ABOUT THIS EXERCISE —
Copy the data below exactly. Any pictures in it should be omitted.

:::::

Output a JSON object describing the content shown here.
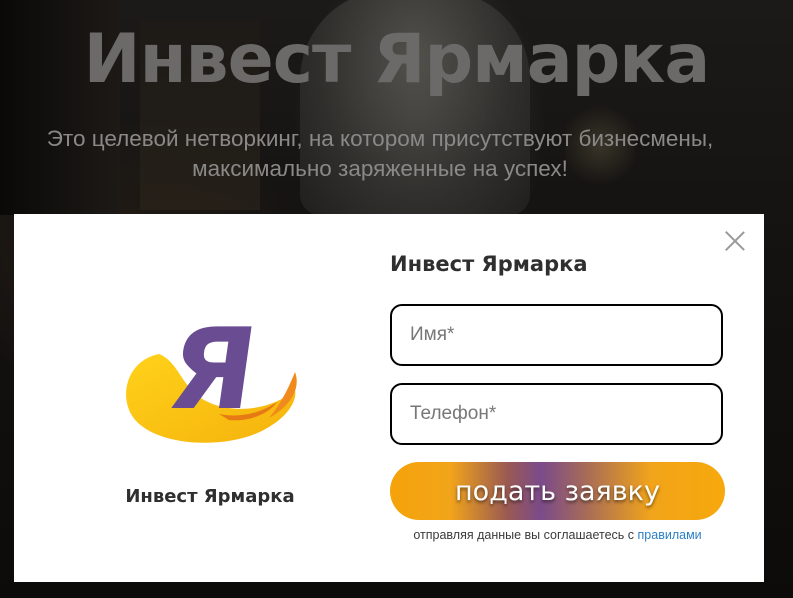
{
  "hero": {
    "title": "Инвест Ярмарка",
    "subtitle_line1": "Это целевой нетворкинг, на котором присутствуют бизнесмены,",
    "subtitle_line2": "максимально заряженные на успех!"
  },
  "modal": {
    "logo_letter": "Я",
    "logo_caption": "Инвест Ярмарка",
    "form_title": "Инвест Ярмарка",
    "fields": {
      "name_placeholder": "Имя*",
      "phone_placeholder": "Телефон*"
    },
    "submit_label": "подать заявку",
    "consent_text": "отправляя данные вы соглашаетесь с",
    "consent_link": "правилами"
  },
  "icons": {
    "close": "close-icon",
    "logo": "logo-icon"
  },
  "colors": {
    "brand_purple": "#6a4c93",
    "brand_yellow": "#f9c21a",
    "brand_orange": "#f08a1c",
    "link": "#2c7fc6"
  }
}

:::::

EXERCISE RESPONSE —
Output a JSON object describing the content shown here.
{
  "hero": {
    "title": "Инвест Ярмарка",
    "subtitle_line1": "Это целевой нетворкинг, на котором присутствуют бизнесмены,",
    "subtitle_line2": "максимально заряженные на успех!"
  },
  "modal": {
    "logo_letter": "Я",
    "logo_caption": "Инвест Ярмарка",
    "form_title": "Инвест Ярмарка",
    "fields": {
      "name_placeholder": "Имя*",
      "phone_placeholder": "Телефон*"
    },
    "submit_label": "подать заявку",
    "consent_text": "отправляя данные вы соглашаетесь с",
    "consent_link": "правилами"
  },
  "icons": {
    "close": "close-icon",
    "logo": "logo-icon"
  },
  "colors": {
    "brand_purple": "#6a4c93",
    "brand_yellow": "#f9c21a",
    "brand_orange": "#f08a1c",
    "link": "#2c7fc6"
  }
}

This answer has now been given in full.